» **Task requirements**
Repeat each entry verbatim.

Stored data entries
____

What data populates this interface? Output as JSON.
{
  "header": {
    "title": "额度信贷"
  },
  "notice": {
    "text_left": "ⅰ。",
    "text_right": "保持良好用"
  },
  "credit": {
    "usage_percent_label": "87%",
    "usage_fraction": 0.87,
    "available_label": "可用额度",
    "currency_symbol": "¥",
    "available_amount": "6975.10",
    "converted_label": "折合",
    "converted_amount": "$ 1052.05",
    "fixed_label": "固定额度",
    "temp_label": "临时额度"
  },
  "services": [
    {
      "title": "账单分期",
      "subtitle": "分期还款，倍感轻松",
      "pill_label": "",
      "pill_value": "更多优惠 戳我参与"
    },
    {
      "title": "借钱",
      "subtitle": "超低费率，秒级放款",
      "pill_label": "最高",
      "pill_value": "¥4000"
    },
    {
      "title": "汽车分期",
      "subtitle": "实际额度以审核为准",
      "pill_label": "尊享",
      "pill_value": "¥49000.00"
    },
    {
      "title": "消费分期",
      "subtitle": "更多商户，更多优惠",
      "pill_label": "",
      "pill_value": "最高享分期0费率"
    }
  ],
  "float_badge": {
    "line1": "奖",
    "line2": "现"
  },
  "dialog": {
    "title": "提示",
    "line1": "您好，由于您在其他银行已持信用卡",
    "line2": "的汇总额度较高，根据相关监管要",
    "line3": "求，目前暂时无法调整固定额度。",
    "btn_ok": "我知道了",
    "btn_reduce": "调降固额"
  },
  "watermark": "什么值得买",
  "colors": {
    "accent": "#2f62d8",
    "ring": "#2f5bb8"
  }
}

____

» **Completed task**
What data populates this interface? Output as JSON.
{
  "header": {
    "title": "额度信贷"
  },
  "notice": {
    "text_left": "ⅰ。",
    "text_right": "保持良好用"
  },
  "credit": {
    "usage_percent_label": "87%",
    "usage_fraction": 0.87,
    "available_label": "可用额度",
    "currency_symbol": "¥",
    "available_amount": "6975.10",
    "converted_label": "折合",
    "converted_amount": "$ 1052.05",
    "fixed_label": "固定额度",
    "temp_label": "临时额度"
  },
  "services": [
    {
      "title": "账单分期",
      "subtitle": "分期还款，倍感轻松",
      "pill_label": "",
      "pill_value": "更多优惠 戳我参与"
    },
    {
      "title": "借钱",
      "subtitle": "超低费率，秒级放款",
      "pill_label": "最高",
      "pill_value": "¥4000"
    },
    {
      "title": "汽车分期",
      "subtitle": "实际额度以审核为准",
      "pill_label": "尊享",
      "pill_value": "¥49000.00"
    },
    {
      "title": "消费分期",
      "subtitle": "更多商户，更多优惠",
      "pill_label": "",
      "pill_value": "最高享分期0费率"
    }
  ],
  "float_badge": {
    "line1": "奖",
    "line2": "现"
  },
  "dialog": {
    "title": "提示",
    "line1": "您好，由于您在其他银行已持信用卡",
    "line2": "的汇总额度较高，根据相关监管要",
    "line3": "求，目前暂时无法调整固定额度。",
    "btn_ok": "我知道了",
    "btn_reduce": "调降固额"
  },
  "watermark": "什么值得买",
  "colors": {
    "accent": "#2f62d8",
    "ring": "#2f5bb8"
  }
}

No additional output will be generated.